* _What you need to do_
Scan the lines below for the string "family" and copy every one that has it.

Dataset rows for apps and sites
★ ★ ★ ★
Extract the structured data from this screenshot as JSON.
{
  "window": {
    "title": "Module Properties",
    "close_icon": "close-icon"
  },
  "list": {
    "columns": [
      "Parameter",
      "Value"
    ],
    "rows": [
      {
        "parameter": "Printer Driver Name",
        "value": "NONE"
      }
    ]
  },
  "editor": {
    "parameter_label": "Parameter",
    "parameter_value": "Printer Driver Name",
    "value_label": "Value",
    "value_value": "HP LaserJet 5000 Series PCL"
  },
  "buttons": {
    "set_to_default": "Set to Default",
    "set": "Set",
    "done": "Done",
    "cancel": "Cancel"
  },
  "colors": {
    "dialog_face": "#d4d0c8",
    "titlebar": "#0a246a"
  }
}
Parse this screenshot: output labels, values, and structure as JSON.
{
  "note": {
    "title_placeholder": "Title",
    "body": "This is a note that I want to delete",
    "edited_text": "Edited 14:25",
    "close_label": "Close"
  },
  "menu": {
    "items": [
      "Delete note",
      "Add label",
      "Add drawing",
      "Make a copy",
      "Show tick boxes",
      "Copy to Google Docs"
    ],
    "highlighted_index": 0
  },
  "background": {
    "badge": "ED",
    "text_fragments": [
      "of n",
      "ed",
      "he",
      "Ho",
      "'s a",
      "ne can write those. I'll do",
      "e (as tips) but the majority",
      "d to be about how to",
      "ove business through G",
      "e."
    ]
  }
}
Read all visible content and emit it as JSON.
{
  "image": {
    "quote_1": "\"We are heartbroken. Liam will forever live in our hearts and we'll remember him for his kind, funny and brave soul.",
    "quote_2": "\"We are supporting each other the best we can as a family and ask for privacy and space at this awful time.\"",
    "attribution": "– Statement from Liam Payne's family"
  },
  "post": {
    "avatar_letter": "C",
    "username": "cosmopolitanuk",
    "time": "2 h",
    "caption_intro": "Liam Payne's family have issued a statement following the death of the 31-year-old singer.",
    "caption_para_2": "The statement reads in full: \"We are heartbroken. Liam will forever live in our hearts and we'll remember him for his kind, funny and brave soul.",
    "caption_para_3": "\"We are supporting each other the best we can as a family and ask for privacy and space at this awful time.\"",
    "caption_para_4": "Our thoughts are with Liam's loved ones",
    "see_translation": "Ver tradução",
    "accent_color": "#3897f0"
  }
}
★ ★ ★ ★
* _Answer_
    "quote_2": "\"We are supporting each other the best we can as a family and ask for privacy and space at this awful time.\"",
    "attribution": "– Statement from Liam Payne's family"
    "caption_intro": "Liam Payne's family have issued a statement following the death of the 31-year-old singer.",
    "caption_para_3": "\"We are supporting each other the best we can as a family and ask for privacy and space at this awful time.\"",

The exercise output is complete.